# [Task item]
If a line of the data below holds the word "title", list it.

Top of Supplied data

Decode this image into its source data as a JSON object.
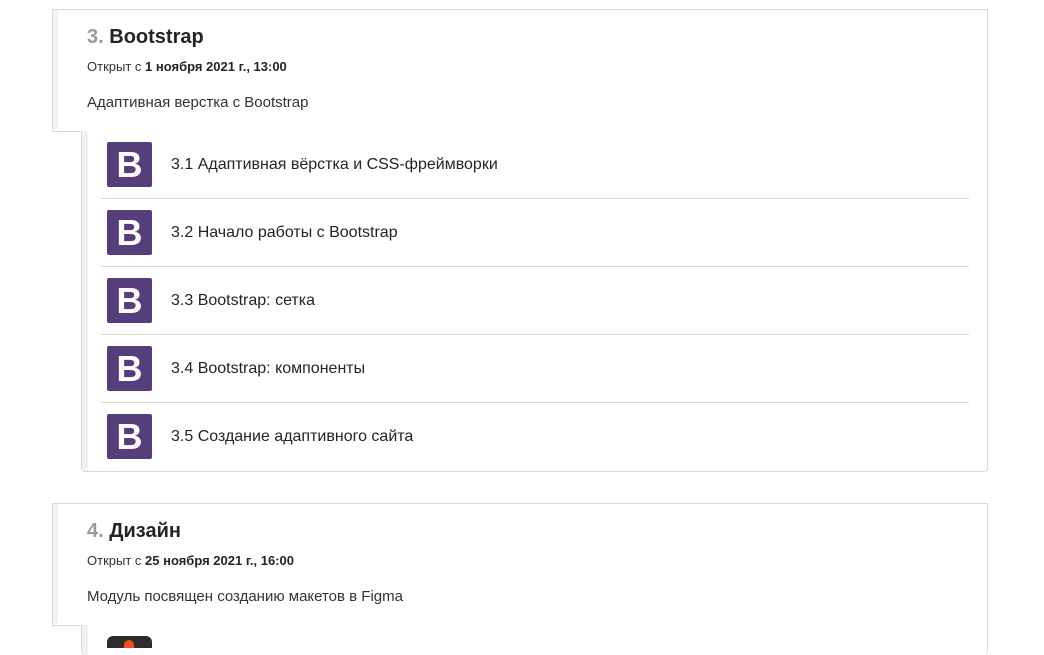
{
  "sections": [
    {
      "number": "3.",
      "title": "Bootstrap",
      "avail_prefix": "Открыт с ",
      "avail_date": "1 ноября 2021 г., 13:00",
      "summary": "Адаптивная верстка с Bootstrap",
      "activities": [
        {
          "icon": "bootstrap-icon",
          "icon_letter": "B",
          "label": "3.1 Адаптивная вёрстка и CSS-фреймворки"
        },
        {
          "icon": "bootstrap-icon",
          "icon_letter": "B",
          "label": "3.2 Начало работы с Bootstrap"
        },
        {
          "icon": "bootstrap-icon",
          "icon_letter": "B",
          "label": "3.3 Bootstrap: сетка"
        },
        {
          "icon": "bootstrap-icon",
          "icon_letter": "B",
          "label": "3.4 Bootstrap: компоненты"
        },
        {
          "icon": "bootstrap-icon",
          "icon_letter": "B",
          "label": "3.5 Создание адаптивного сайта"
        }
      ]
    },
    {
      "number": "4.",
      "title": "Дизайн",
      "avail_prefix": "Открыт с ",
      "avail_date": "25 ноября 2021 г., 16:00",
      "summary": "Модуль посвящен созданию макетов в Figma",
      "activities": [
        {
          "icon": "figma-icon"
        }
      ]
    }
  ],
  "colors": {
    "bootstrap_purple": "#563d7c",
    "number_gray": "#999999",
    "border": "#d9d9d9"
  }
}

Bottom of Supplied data
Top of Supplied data

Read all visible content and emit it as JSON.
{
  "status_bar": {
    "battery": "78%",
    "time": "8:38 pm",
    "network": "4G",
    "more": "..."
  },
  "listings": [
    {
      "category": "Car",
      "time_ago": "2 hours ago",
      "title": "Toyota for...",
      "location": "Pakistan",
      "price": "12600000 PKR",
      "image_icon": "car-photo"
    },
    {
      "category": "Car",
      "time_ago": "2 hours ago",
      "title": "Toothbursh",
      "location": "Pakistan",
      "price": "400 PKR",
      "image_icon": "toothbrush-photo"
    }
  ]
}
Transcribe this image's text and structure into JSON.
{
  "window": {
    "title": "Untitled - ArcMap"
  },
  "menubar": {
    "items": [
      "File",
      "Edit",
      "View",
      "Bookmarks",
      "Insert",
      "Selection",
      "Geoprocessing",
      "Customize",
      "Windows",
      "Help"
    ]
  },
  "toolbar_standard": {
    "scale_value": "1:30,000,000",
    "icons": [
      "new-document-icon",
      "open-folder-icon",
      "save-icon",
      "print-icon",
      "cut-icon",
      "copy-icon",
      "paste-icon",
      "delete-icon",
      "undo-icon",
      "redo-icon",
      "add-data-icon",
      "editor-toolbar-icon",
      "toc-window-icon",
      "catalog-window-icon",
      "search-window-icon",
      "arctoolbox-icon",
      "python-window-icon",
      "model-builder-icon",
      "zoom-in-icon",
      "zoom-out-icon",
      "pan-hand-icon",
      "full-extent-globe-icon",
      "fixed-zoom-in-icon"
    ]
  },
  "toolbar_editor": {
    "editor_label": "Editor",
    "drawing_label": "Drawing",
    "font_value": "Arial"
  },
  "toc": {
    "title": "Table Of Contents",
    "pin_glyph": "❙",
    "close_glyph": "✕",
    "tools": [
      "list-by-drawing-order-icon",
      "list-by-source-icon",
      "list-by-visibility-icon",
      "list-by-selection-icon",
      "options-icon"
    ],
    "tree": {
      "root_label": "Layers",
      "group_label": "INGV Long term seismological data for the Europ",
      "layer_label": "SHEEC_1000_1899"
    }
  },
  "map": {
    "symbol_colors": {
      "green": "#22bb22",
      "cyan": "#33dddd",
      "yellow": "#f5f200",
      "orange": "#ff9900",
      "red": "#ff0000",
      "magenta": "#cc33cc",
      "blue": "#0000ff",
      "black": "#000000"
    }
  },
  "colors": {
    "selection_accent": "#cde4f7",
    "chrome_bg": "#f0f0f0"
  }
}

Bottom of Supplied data

# [Task answer]
      "title": "Bootstrap",
      "title": "Дизайн",
      "title": "Toyota for...",
      "title": "Toothbursh",
    "title": "Untitled - ArcMap"
    "title": "Table Of Contents",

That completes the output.